One Google employee's response to the problem was to dismiss it as "the cost of disruption," saying laundromats are no longer necessary. (Except, of course, for those of us who still need them.)
It's not just New York and San Francisco that are suffering from
mass corporatization and murder by rent hike, it's the whole country
(and the whole Western World). Grub Street just pointed to data that shows that, in another year or two, the majority of America's restaurants will be chains.
When landlords know they can get chains to pay high rents, they kick out small businesses--and leave the spaces empty for years. This creates what Tim Wu at The New Yorker called "high-rent blight." Entire neighborhoods are being wiped out and left as ghost towns. Think it's an exaggeration? Check out this piece over at Tribeca Citizen -- 100 vacant storefronts, all photographed, one after another, all pushed out by landlords demanding too-high rents.

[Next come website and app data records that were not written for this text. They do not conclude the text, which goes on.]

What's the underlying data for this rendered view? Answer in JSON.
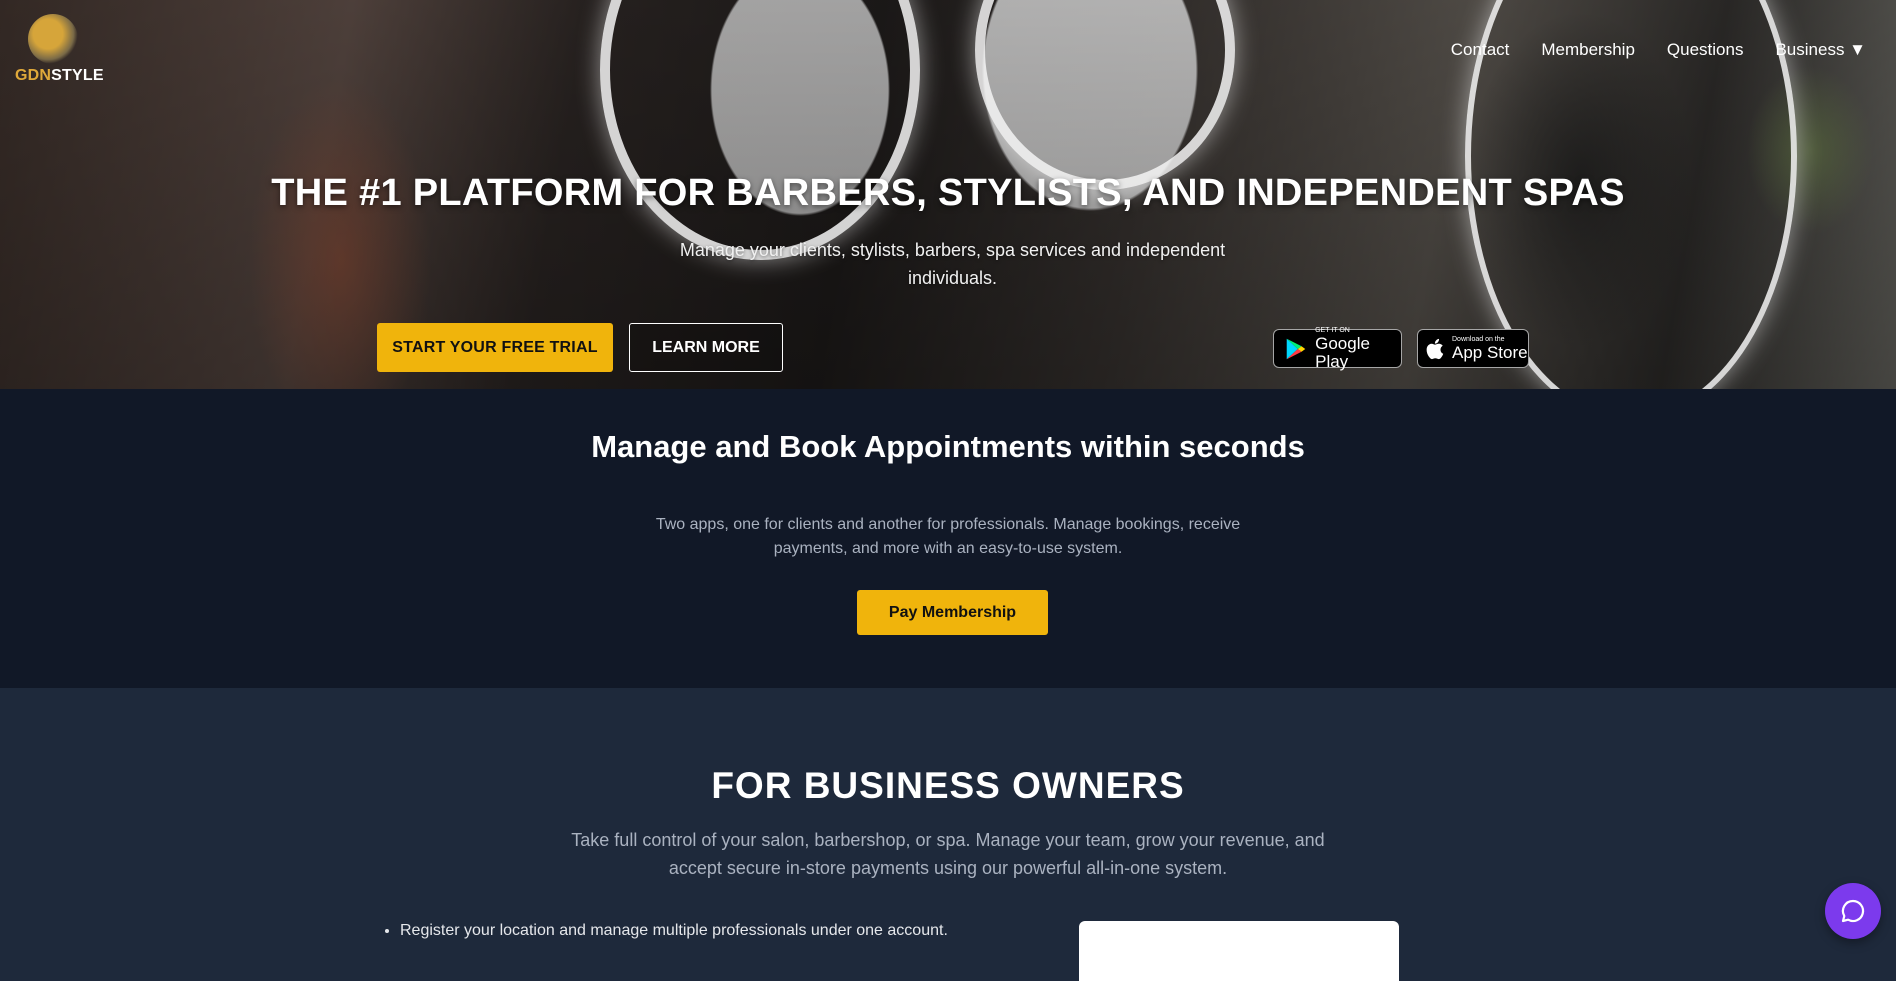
{
  "brand": {
    "part1": "GDN",
    "part2": "STYLE"
  },
  "nav": {
    "contact": "Contact",
    "membership": "Membership",
    "questions": "Questions",
    "business": "Business ▼"
  },
  "hero": {
    "title": "THE #1 PLATFORM FOR BARBERS, STYLISTS, AND INDEPENDENT SPAS",
    "subtitle": "Manage your clients, stylists, barbers, spa services and independent individuals.",
    "trial_button": "START YOUR FREE TRIAL",
    "learn_button": "LEARN MORE",
    "google_play": {
      "small": "GET IT ON",
      "big": "Google Play"
    },
    "app_store": {
      "small": "Download on the",
      "big": "App Store"
    }
  },
  "booking": {
    "title": "Manage and Book Appointments within seconds",
    "text": "Two apps, one for clients and another for professionals. Manage bookings, receive payments, and more with an easy-to-use system.",
    "pay_button": "Pay Membership"
  },
  "owners": {
    "title": "FOR BUSINESS OWNERS",
    "text": "Take full control of your salon, barbershop, or spa. Manage your team, grow your revenue, and accept secure in-store payments using our powerful all-in-one system.",
    "items": [
      "Register your location and manage multiple professionals under one account."
    ]
  },
  "colors": {
    "accent": "#f0b40c",
    "dark_section": "#111827",
    "slate_section": "#1e293b",
    "chat": "#7c3aed"
  }
}
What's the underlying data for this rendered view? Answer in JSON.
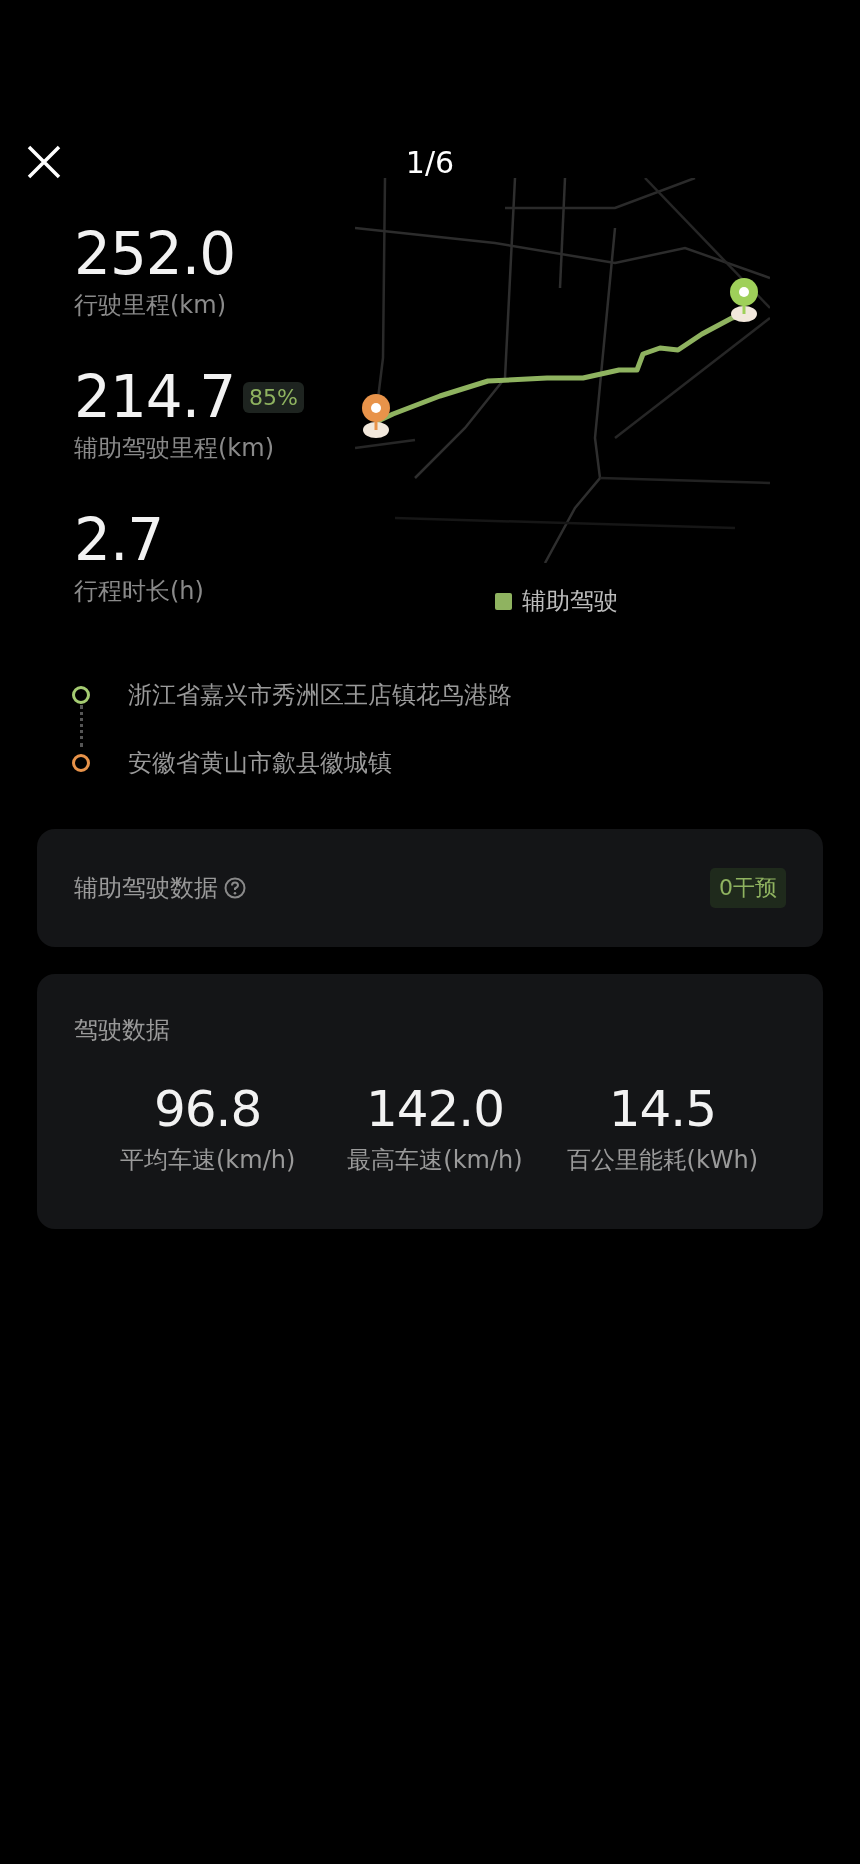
{
  "header": {
    "page": "1/6"
  },
  "stats": [
    {
      "value": "252.0",
      "label": "行驶里程(km)"
    },
    {
      "value": "214.7",
      "label": "辅助驾驶里程(km)",
      "badge": "85%"
    },
    {
      "value": "2.7",
      "label": "行程时长(h)"
    }
  ],
  "map": {
    "legend": "辅助驾驶"
  },
  "route": [
    {
      "place": "浙江省嘉兴市秀洲区王店镇花鸟港路",
      "color": "#a5cc72"
    },
    {
      "place": "安徽省黄山市歙县徽城镇",
      "color": "#e8934a"
    }
  ],
  "assist_card": {
    "title": "辅助驾驶数据",
    "badge": "0干预"
  },
  "driving_card": {
    "title": "驾驶数据",
    "metrics": [
      {
        "value": "96.8",
        "label": "平均车速(km/h)"
      },
      {
        "value": "142.0",
        "label": "最高车速(km/h)"
      },
      {
        "value": "14.5",
        "label": "百公里能耗(kWh)"
      }
    ]
  }
}
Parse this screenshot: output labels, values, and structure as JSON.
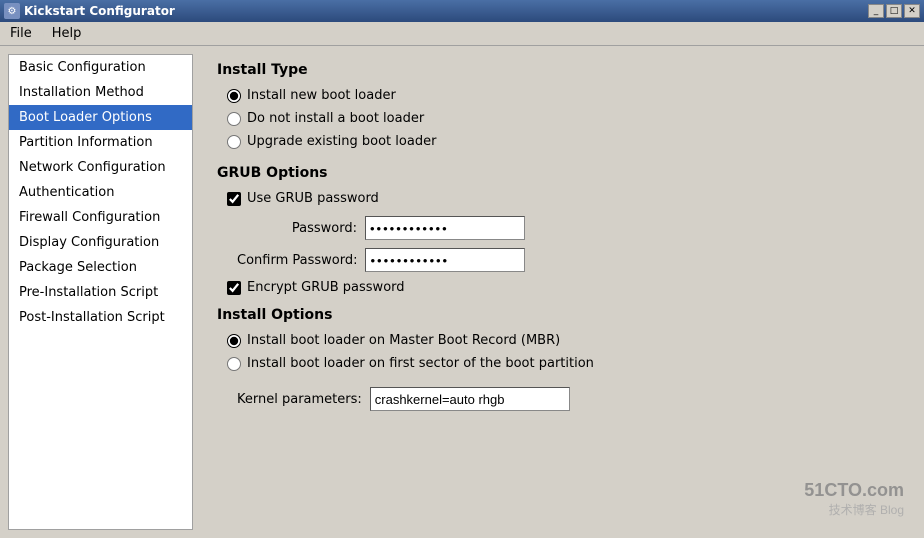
{
  "titlebar": {
    "title": "Kickstart Configurator",
    "minimize_label": "_",
    "maximize_label": "□",
    "close_label": "✕"
  },
  "menubar": {
    "file_label": "File",
    "help_label": "Help"
  },
  "sidebar": {
    "items": [
      {
        "id": "basic",
        "label": "Basic Configuration",
        "active": false
      },
      {
        "id": "install-method",
        "label": "Installation Method",
        "active": false
      },
      {
        "id": "boot-loader",
        "label": "Boot Loader Options",
        "active": true
      },
      {
        "id": "partition",
        "label": "Partition Information",
        "active": false
      },
      {
        "id": "network",
        "label": "Network Configuration",
        "active": false
      },
      {
        "id": "auth",
        "label": "Authentication",
        "active": false
      },
      {
        "id": "firewall",
        "label": "Firewall Configuration",
        "active": false
      },
      {
        "id": "display",
        "label": "Display Configuration",
        "active": false
      },
      {
        "id": "packages",
        "label": "Package Selection",
        "active": false
      },
      {
        "id": "pre-install",
        "label": "Pre-Installation Script",
        "active": false
      },
      {
        "id": "post-install",
        "label": "Post-Installation Script",
        "active": false
      }
    ]
  },
  "content": {
    "install_type_title": "Install Type",
    "install_type_options": [
      {
        "id": "new",
        "label": "Install new boot loader",
        "checked": true
      },
      {
        "id": "none",
        "label": "Do not install a boot loader",
        "checked": false
      },
      {
        "id": "upgrade",
        "label": "Upgrade existing boot loader",
        "checked": false
      }
    ],
    "grub_options_title": "GRUB Options",
    "use_grub_password_label": "Use GRUB password",
    "use_grub_password_checked": true,
    "password_label": "Password:",
    "password_value": "●●●●●●●●●●●",
    "confirm_password_label": "Confirm Password:",
    "confirm_password_value": "●●●●●●●●●●",
    "encrypt_grub_label": "Encrypt GRUB password",
    "encrypt_grub_checked": true,
    "install_options_title": "Install Options",
    "install_options": [
      {
        "id": "mbr",
        "label": "Install boot loader on Master Boot Record (MBR)",
        "checked": true
      },
      {
        "id": "first-sector",
        "label": "Install boot loader on first sector of the boot partition",
        "checked": false
      }
    ],
    "kernel_params_label": "Kernel parameters:",
    "kernel_params_value": "crashkernel=auto rhgb"
  },
  "watermark": {
    "main": "51CTO.com",
    "sub": "技术博客  Blog"
  }
}
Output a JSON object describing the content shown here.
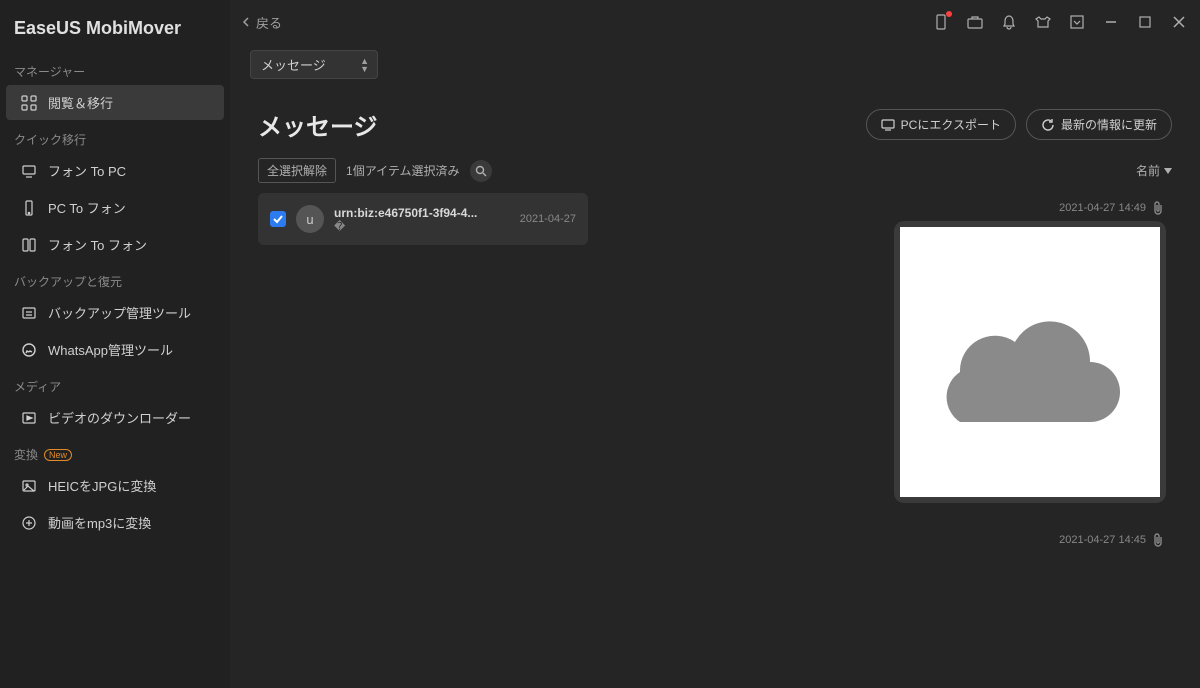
{
  "app_title": "EaseUS MobiMover",
  "back_label": "戻る",
  "sidebar": {
    "sections": [
      {
        "label": "マネージャー",
        "items": [
          {
            "icon": "grid-icon",
            "label": "閲覧＆移行",
            "active": true
          }
        ]
      },
      {
        "label": "クイック移行",
        "items": [
          {
            "icon": "phone-pc-icon",
            "label": "フォン To PC"
          },
          {
            "icon": "pc-phone-icon",
            "label": "PC To フォン"
          },
          {
            "icon": "phone-phone-icon",
            "label": "フォン To フォン"
          }
        ]
      },
      {
        "label": "バックアップと復元",
        "items": [
          {
            "icon": "backup-icon",
            "label": "バックアップ管理ツール"
          },
          {
            "icon": "whatsapp-icon",
            "label": "WhatsApp管理ツール"
          }
        ]
      },
      {
        "label": "メディア",
        "items": [
          {
            "icon": "video-dl-icon",
            "label": "ビデオのダウンローダー"
          }
        ]
      },
      {
        "label": "変換",
        "badge": "New",
        "items": [
          {
            "icon": "image-convert-icon",
            "label": "HEICをJPGに変換"
          },
          {
            "icon": "audio-convert-icon",
            "label": "動画をmp3に変換"
          }
        ]
      }
    ]
  },
  "dropdown_selected": "メッセージ",
  "page_title": "メッセージ",
  "export_btn": "PCにエクスポート",
  "refresh_btn": "最新の情報に更新",
  "deselect_all": "全選択解除",
  "selected_count": "1個アイテム選択済み",
  "sort_label": "名前",
  "thread": {
    "avatar_letter": "u",
    "name": "urn:biz:e46750f1-3f94-4...",
    "date": "2021-04-27",
    "snippet": "�"
  },
  "messages": [
    {
      "ts": "2021-04-27 14:49"
    },
    {
      "ts": "2021-04-27 14:45"
    }
  ]
}
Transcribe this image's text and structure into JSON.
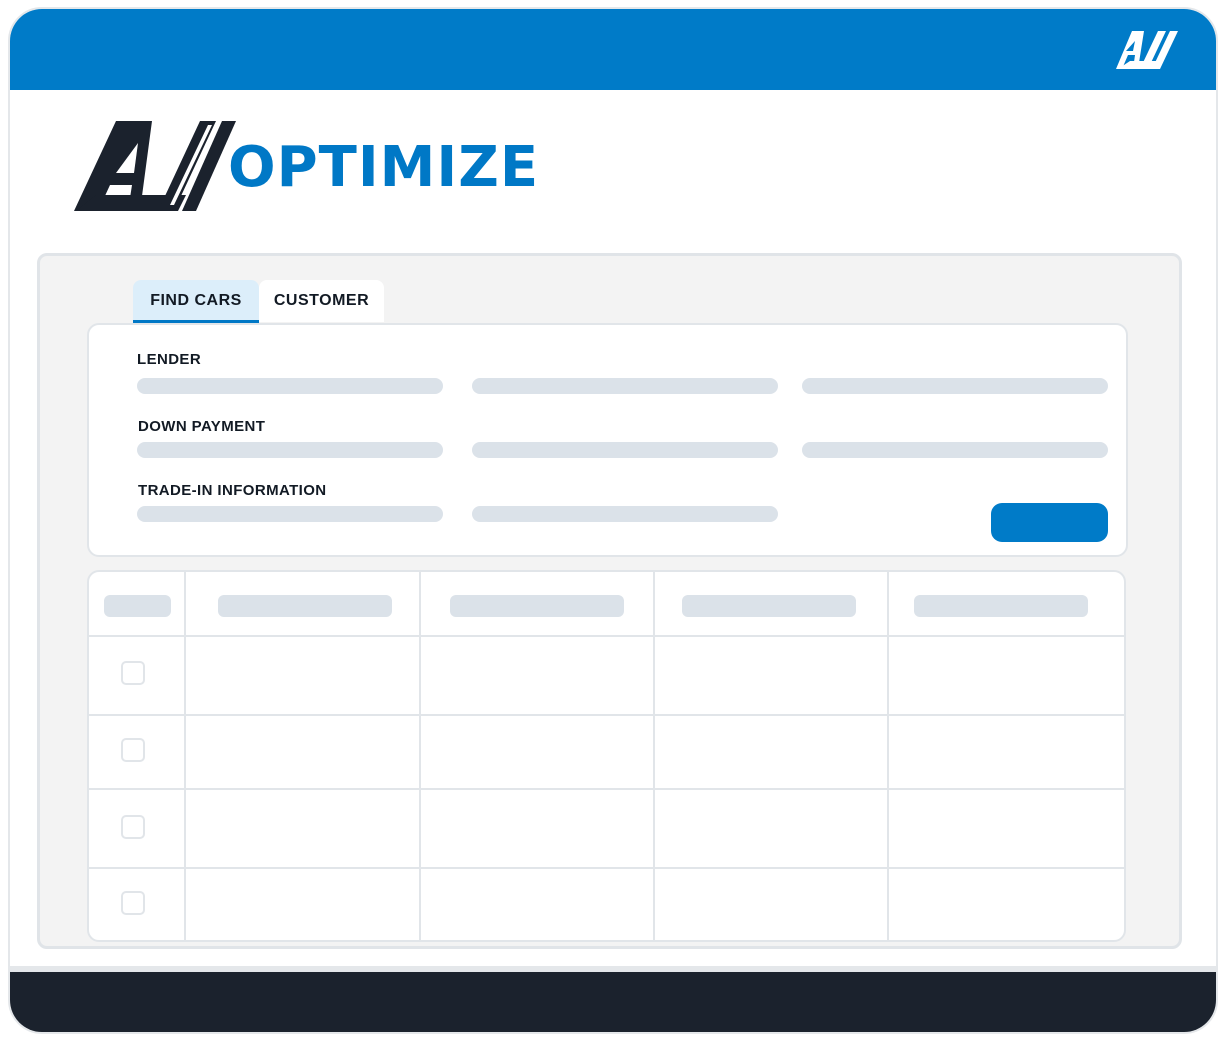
{
  "brand": {
    "logo_icon": "av-logo-mark",
    "name": "OPTIMIZE",
    "logo_color": "#1b222d",
    "accent_color": "#0078c6"
  },
  "tabs": {
    "find_cars": "FIND CARS",
    "customer": "CUSTOMER",
    "active": "FIND CARS"
  },
  "form": {
    "lender_label": "LENDER",
    "down_payment_label": "DOWN PAYMENT",
    "trade_in_label": "TRADE-IN INFORMATION"
  },
  "table": {
    "columns": 5,
    "rows": 4
  },
  "colors": {
    "topbar": "#007bc8",
    "footer": "#1b222d",
    "placeholder": "#dbe2e9"
  }
}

Here's how Alan Ehrenhalt at Governing explains the issue: "Landlords sometimes jack up the rent not because they have a chain tenant in the wings, but because they hope to snare one. The landlords call them 'credit tenants.' In the meantime, there are tax deductions to be claimed. And if the building was a recent purchase, the landlord is paying off the acquisition at interest rates much lower than those that would have prevailed at any time in recent history.
In any event, the die-off is real. The question is whether the local government has the power and the political will to do anything about it."
Plenty can be done about this problem. And City Hall has the power. But no one is doing it.
This is a crisis of culture. It is a crisis of individuality and diversity. We can't save the world from this mind-numbing, soul-killing wave of monoculture, but we can #SaveNYC. And New York has been a driver of global culture from its beginnings.
I've said it before and I'll say it again: Let's put a stop to exorbitant rent hikes on mom and pops by passing the Small Business Jobs Survival Act. Let's stop the spread of chains by passing a city-wide ordinance to control them. Let's fine landlords who leave their spaces open for longer than six months.
Here's what you can do to help. It's really not that hard. This city is worth saving.